What you need to do
In new Mustangs, the best defense to maintain horsepower is to maintain compression. This means taking care of the car with regular oil changes, first of all. In older Mustangs, most particularly those built between 1964 and 1990, having the engine rebuilt is a great idea to regain lost compression and gain back the horsepower which was lost.
Fuel + air + exhaust = horsepower!
The only way to increase horsepower effectively in any Mustang, whether it be a V6 or V8 engine, old or new, is to increase the amount of fuel, air, and exhaust which the engine processes. To increase horsepower in carbureted Mustangs, try mounting a four-barrel carburetor, low-restriction air filter, and a free-flowing exhaust system. New Mustangs benefit from an increased throttle body size combined with slightly larger fuel injectors coupled with a cold air intake and low-restriction exhaust system.
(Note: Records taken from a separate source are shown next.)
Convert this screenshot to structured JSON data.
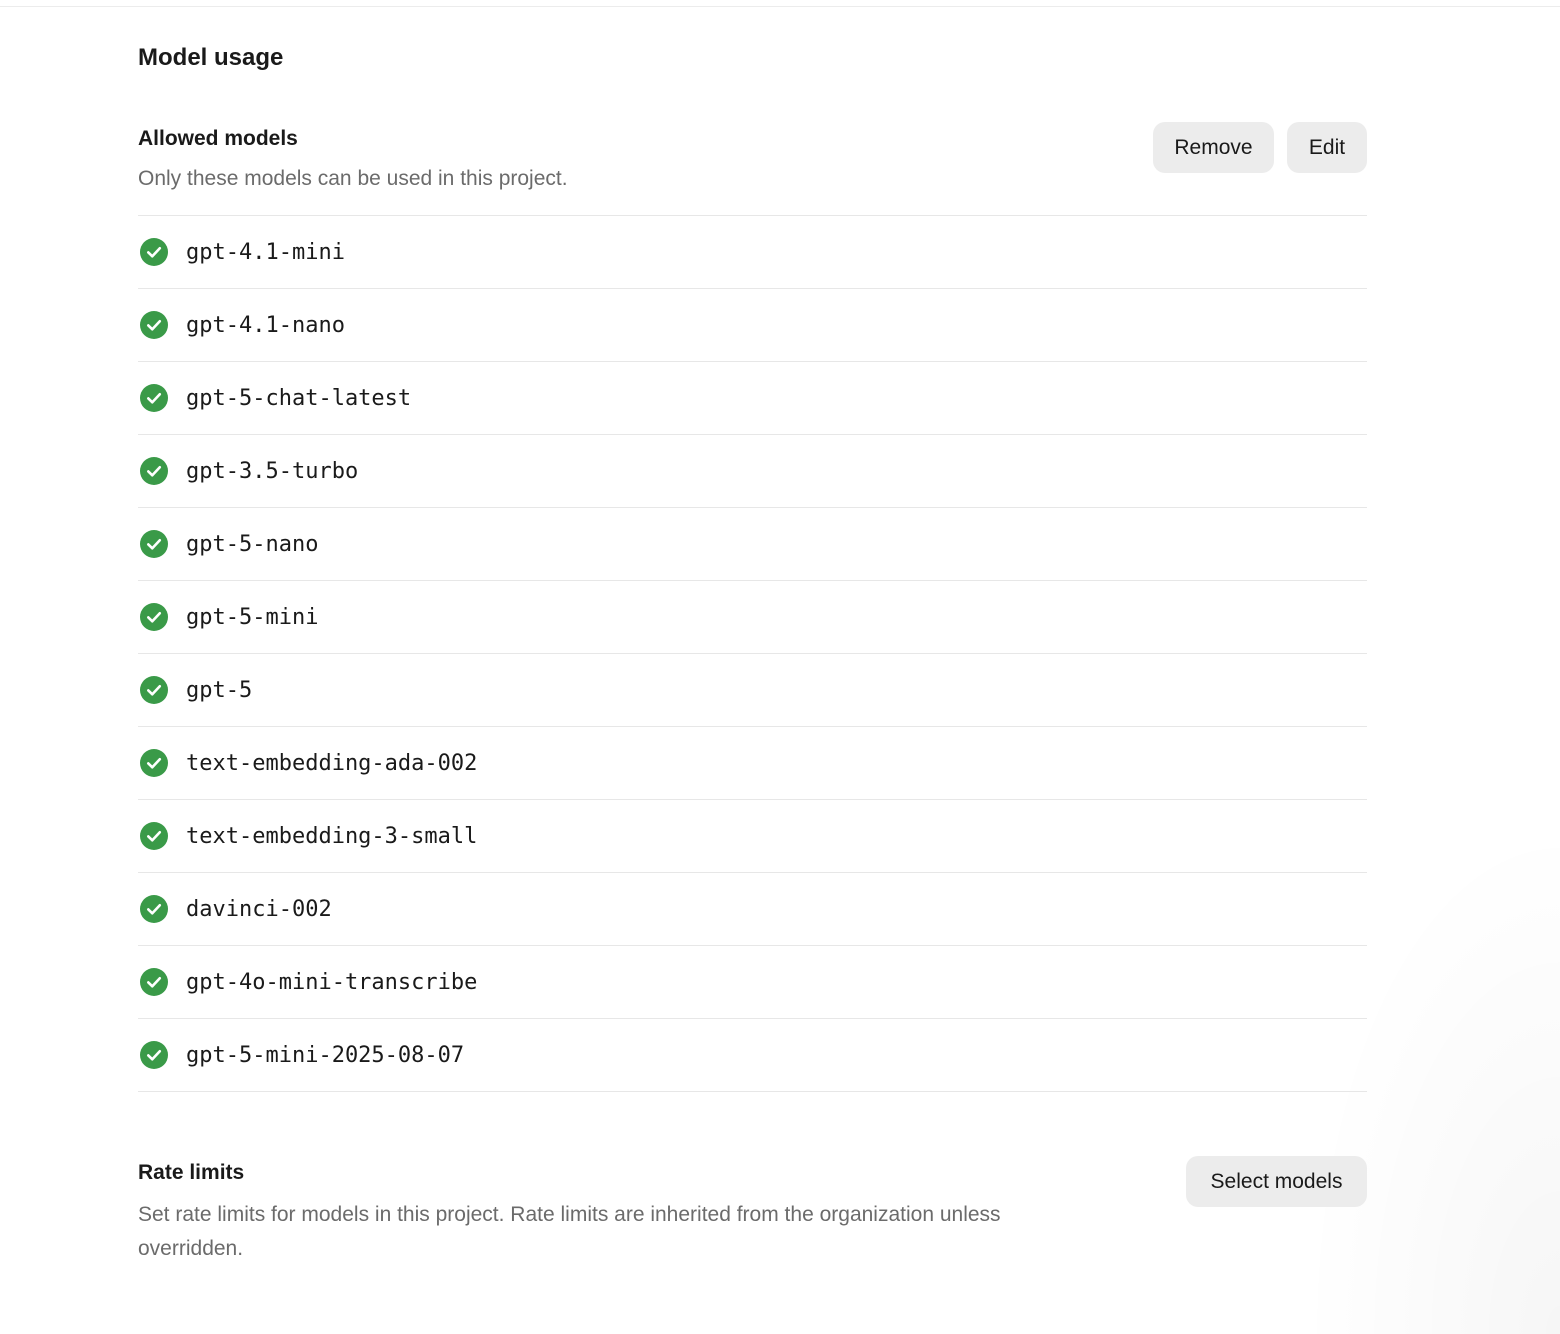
{
  "model_usage": {
    "title": "Model usage",
    "allowed_models": {
      "title": "Allowed models",
      "description": "Only these models can be used in this project.",
      "remove_label": "Remove",
      "edit_label": "Edit",
      "status_icon": "check-circle-icon",
      "status_color": "#3a9a48",
      "models": [
        {
          "name": "gpt-4.1-mini"
        },
        {
          "name": "gpt-4.1-nano"
        },
        {
          "name": "gpt-5-chat-latest"
        },
        {
          "name": "gpt-3.5-turbo"
        },
        {
          "name": "gpt-5-nano"
        },
        {
          "name": "gpt-5-mini"
        },
        {
          "name": "gpt-5"
        },
        {
          "name": "text-embedding-ada-002"
        },
        {
          "name": "text-embedding-3-small"
        },
        {
          "name": "davinci-002"
        },
        {
          "name": "gpt-4o-mini-transcribe"
        },
        {
          "name": "gpt-5-mini-2025-08-07"
        }
      ]
    },
    "rate_limits": {
      "title": "Rate limits",
      "description": "Set rate limits for models in this project. Rate limits are inherited from the organization unless overridden.",
      "select_models_label": "Select models"
    }
  }
}
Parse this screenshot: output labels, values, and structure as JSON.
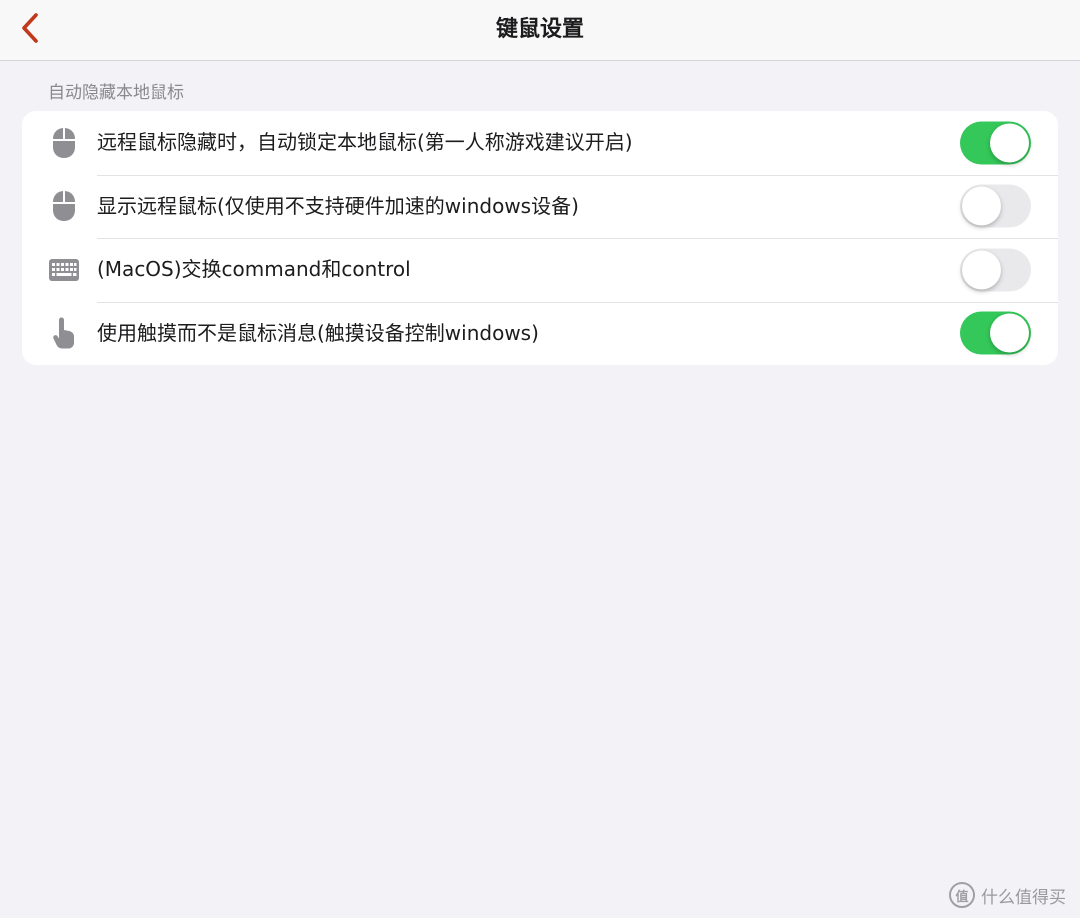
{
  "nav": {
    "title": "键鼠设置"
  },
  "section": {
    "header": "自动隐藏本地鼠标"
  },
  "rows": [
    {
      "icon": "mouse-icon",
      "label": "远程鼠标隐藏时，自动锁定本地鼠标(第一人称游戏建议开启)",
      "enabled": true
    },
    {
      "icon": "mouse-icon",
      "label": "显示远程鼠标(仅使用不支持硬件加速的windows设备)",
      "enabled": false
    },
    {
      "icon": "keyboard-icon",
      "label": "(MacOS)交换command和control",
      "enabled": false
    },
    {
      "icon": "touch-hand-icon",
      "label": "使用触摸而不是鼠标消息(触摸设备控制windows)",
      "enabled": true
    }
  ],
  "watermark": {
    "logo": "值",
    "text": "什么值得买"
  },
  "colors": {
    "accent_back": "#c0391c",
    "toggle_on": "#34c759",
    "toggle_off": "#e9e9eb",
    "icon_gray": "#8e8e93"
  }
}
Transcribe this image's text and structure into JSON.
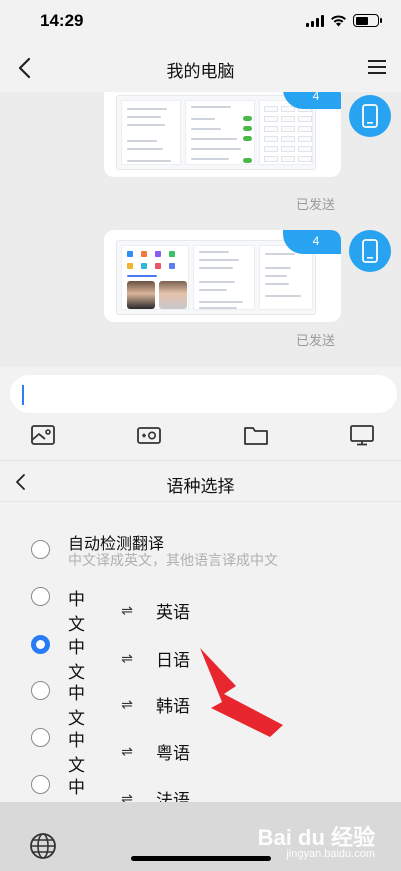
{
  "status_bar": {
    "time": "14:29"
  },
  "nav": {
    "title": "我的电脑"
  },
  "chat": {
    "messages": [
      {
        "badge": "4",
        "status": "已发送"
      },
      {
        "badge": "4",
        "status": "已发送"
      }
    ]
  },
  "input": {
    "placeholder": ""
  },
  "toolbar": {
    "icons": [
      "image-icon",
      "video-camera-icon",
      "folder-icon",
      "monitor-icon"
    ]
  },
  "language_panel": {
    "title": "语种选择",
    "auto_option": {
      "title": "自动检测翻译",
      "desc": "中文译成英文，其他语言译成中文"
    },
    "swap_symbol": "⇌",
    "pairs": [
      {
        "from": "中文",
        "to": "英语",
        "selected": false
      },
      {
        "from": "中文",
        "to": "日语",
        "selected": true
      },
      {
        "from": "中文",
        "to": "韩语",
        "selected": false
      },
      {
        "from": "中文",
        "to": "粤语",
        "selected": false
      },
      {
        "from": "中文",
        "to": "法语",
        "selected": false
      }
    ]
  },
  "watermark": {
    "main": "Bai du 经验",
    "sub": "jingyan.baidu.com"
  },
  "colors": {
    "accent": "#2a7cf6",
    "badge": "#27a3f1",
    "arrow": "#e8262e"
  }
}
Short of purchasing a supercharger, this is the only way to effectively and safely increase horsepower with bolt-on parts in your Ford Mustang.
Ford Mustang Horsepower Parts that Work.
Cold air intakes
Race-style cylinder heads
Water/methanol injection systems (on supercharged vehicles)
Roller-style rocker arms
Dual exhaust systems
Increased capacity intake manifolds
Electric cooling fans
Under drive pulleys
Ford Mustang Horsepower Parts that Won’t Work
Parts which install into the intake tubing, thus disturbing or disrupting airflow
Fuel additives (water can be used for octane boosting, see Water/methanol injection systems)